celluloid heroes never really die

Remembering Filmmaker Paul Mazursky, King of Breakfast

Paul Mazursky accepts the 2014 Screen Laurel Award onstage during the 2014 Writers Guild Awards L.A. Ceremony at J.W. Marriott at L.A. Live on February 1, 2014 in Los Angeles, California.
Paul Mazursky accepts the 2014 Screen Laurel Award onstage during the 2014 Writers Guild Awards L.A. Ceremony at J.W. Marriott at L.A. Live on February 1, 2014 in Los Angeles, California. Photo: Alberto E. Rodriguez/Getty Images

Paul Mazursky passed away yesterday. If that name means nothing to you, then you’re in the same position I was in as of May 2012, when I was ordered to fly to Los Angeles and film him eating breakfast.

At the time, I was a freelance videojournalist. I’d received an email from an editor at a fledgling iPad-only magazine called Punch, offering me some quick cash for a gig. One of the magazine’s writers — a talented journalist named George Gurley — was doing a long profile about the so-called Mazursky Table, and I’d been tasked with shooting some original video to accompany the finished piece. I had no idea what the Mazursky Table was. The editor briefly described it as a table in a Los Angeles market where a bunch of aging showbiz types hung out, one of them being director Paul Mazursky. He’d directed iconic films about bourgeois ennui, like 1969’s Bob & Carol & Ted & Alice, 1978’s An Unmarried Woman, and 1986’s Down and Out in Beverly Hills. Of course, I knew none of this when I got the assignment.

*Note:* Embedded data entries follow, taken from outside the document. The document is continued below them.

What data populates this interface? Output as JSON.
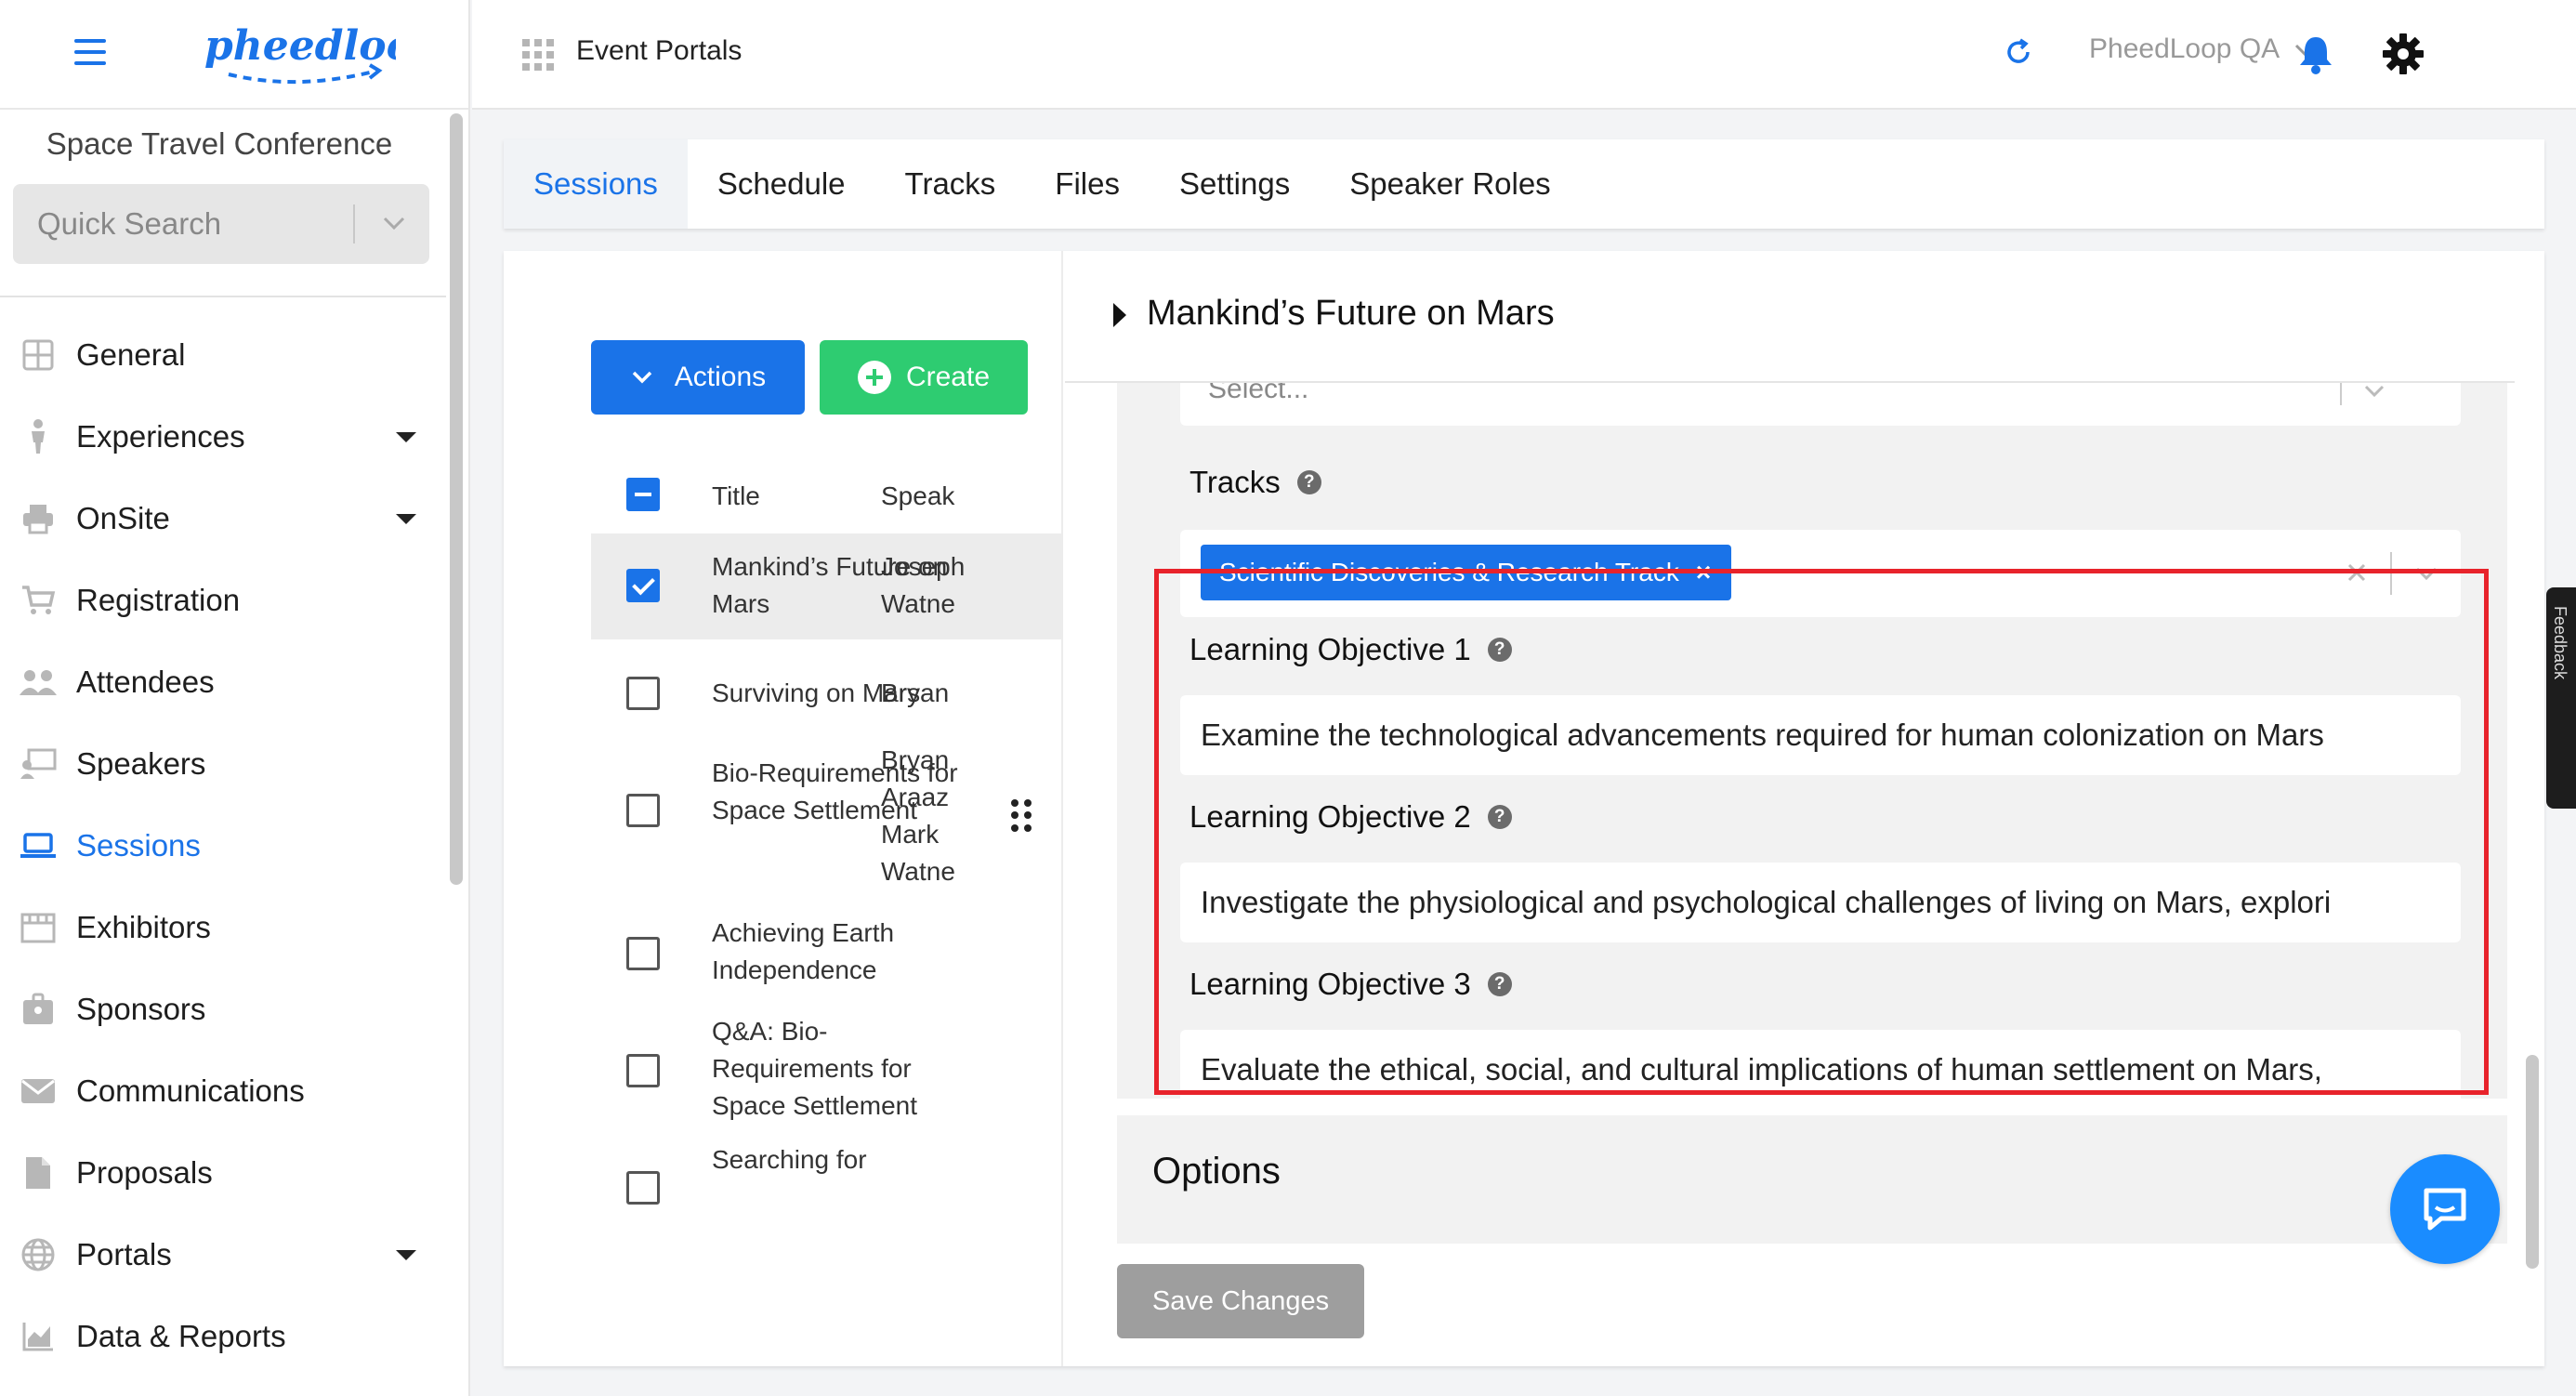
{
  "sidebar": {
    "event_name": "Space Travel Conference",
    "quick_search_placeholder": "Quick Search",
    "items": [
      {
        "label": "General",
        "icon": "grid-icon"
      },
      {
        "label": "Experiences",
        "icon": "person-icon",
        "expandable": true
      },
      {
        "label": "OnSite",
        "icon": "printer-icon",
        "expandable": true
      },
      {
        "label": "Registration",
        "icon": "cart-icon"
      },
      {
        "label": "Attendees",
        "icon": "people-icon"
      },
      {
        "label": "Speakers",
        "icon": "presenter-icon"
      },
      {
        "label": "Sessions",
        "icon": "laptop-icon",
        "active": true
      },
      {
        "label": "Exhibitors",
        "icon": "booth-icon"
      },
      {
        "label": "Sponsors",
        "icon": "badge-icon"
      },
      {
        "label": "Communications",
        "icon": "mail-icon"
      },
      {
        "label": "Proposals",
        "icon": "document-icon"
      },
      {
        "label": "Portals",
        "icon": "globe-icon",
        "expandable": true
      },
      {
        "label": "Data & Reports",
        "icon": "chart-icon"
      }
    ]
  },
  "topbar": {
    "portal_title": "Event Portals",
    "account_name": "PheedLoop QA"
  },
  "tabs": [
    "Sessions",
    "Schedule",
    "Tracks",
    "Files",
    "Settings",
    "Speaker Roles"
  ],
  "list": {
    "actions_label": "Actions",
    "create_label": "Create",
    "col_title": "Title",
    "col_speaker": "Speak",
    "rows": [
      {
        "title": "Mankind’s Future on Mars",
        "speaker": "Joseph\nWatne",
        "checked": true
      },
      {
        "title": "Surviving on Mars",
        "speaker": "Bryan",
        "checked": false
      },
      {
        "title": "Bio-Requirements for Space Settlement",
        "speaker": "Bryan\nAraaz\nMark\nWatne",
        "checked": false
      },
      {
        "title": "Achieving Earth Independence",
        "speaker": "",
        "checked": false
      },
      {
        "title": "Q&A: Bio-Requirements for Space Settlement",
        "speaker": "",
        "checked": false
      },
      {
        "title": "Searching for",
        "speaker": "",
        "checked": false
      }
    ]
  },
  "detail": {
    "title": "Mankind’s Future on Mars",
    "select_placeholder": "Select...",
    "tracks_label": "Tracks",
    "track_chip": "Scientific Discoveries & Research Track",
    "objectives": [
      {
        "label": "Learning Objective 1",
        "value": "Examine the technological advancements required for human colonization on Mars"
      },
      {
        "label": "Learning Objective 2",
        "value": "Investigate the physiological and psychological challenges of living on Mars, explori"
      },
      {
        "label": "Learning Objective 3",
        "value": "Evaluate the ethical, social, and cultural implications of human settlement on Mars,"
      }
    ],
    "options_title": "Options",
    "save_label": "Save Changes"
  },
  "feedback_label": "Feedback",
  "colors": {
    "accent": "#1a73e8",
    "create": "#2ecc71",
    "highlight": "#e8232b"
  }
}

On the appointed day, I arrived at Farmers Market, located next to the massive Grove shopping mall and midway between Central L.A. and Beverly Hills. After some confused wandering, I found the fabled table and its denizens: about a dozen men sitting around and bullshitting over coffee and pastries in the harsh Southern California sun. The median age seemed to be 70 or so, with a few middle-aged gents and one very incongruous 30-something in a black beret. Mazursky hadn’t arrived yet that morning, and the men were making jokes about him finally going senile and forgetting where Farmers Market was.

And then he arrived. He slowly ambled through a gateway and toward the table, clad in a baggy coat, a purple ascot, and a Curb Your Enthusiasm porkpie hat. Accompanying him was none other than the hulking veteran character actor Richard Kind. They sat down at the table, and the morning truly began. I was a fly on the wall, trying to do as little as possible to get in the way of their routine, but most of these guys were more than happy to have the camera pointed at them. (Well, except Richard Kind, who repeatedly got mad at me for being there and “ruining” their nice time. Whatever, Richard.) They were mostly actors, directors, screenwriters, and various other kinds of show-business vets.

None of them had ever become household names (although one of them, Allan Havey, recently got a nice jumpstart by appearing as Don Draper replacement Lou Avery on Mad Men), though some had come close to glory in their better years. For decades, Mazursky had convened this informal group, and they met up there most mornings for eating, drinking, and kvetching. While I watched and taped, they mocked each other, did impressions, swapped sex stories, argued about Obamacare, told dick jokes (lots and lots of dick jokes), and just generally had a good time on a gorgeous May morning.

Here’s one of the videos I made, in which we get an introduction to the table. The first speaker is actor/comedian Fred Stoller, the second is Mazursky, the third is screenwriter Greg Pritikin (the aforementioned beret-wearing youngster), and the final one is artist Charles Bragg.

And here’s my personal favorite moment, when it appeared that Mazursky was losing his patience with actor Ronnie Schell.

After an hour or so, I could sense that I was becoming a bother, and I was pretty sure I had what I needed. So I bounced off and flew home the next day. George Gurley’s article, unfortunately, is lost to time due to Punch going out of business soon after it ran the piece, but you can see some excerpts in this Huffington Post article.

If you look through today’s obituaries for Mazursky, you’ll see lots of references to his pioneering films of the late ‘60s and early ‘70s, many tales of his upbringing, and, if you read through to the end, you’ll often see a reference to his Farmers Market hangout. I’ll let Paul himself have the last word on the gatherings he convened, in this tweet from two months before his death:

We gather at the Farmer’s Market, that’s it. We can’t do without it. It just has to be. Everyone should have a place like that.

— paul_mazursky (@paul_mazursky) May 2, 2014
Remembering Paul Mazursky, King of Breakfast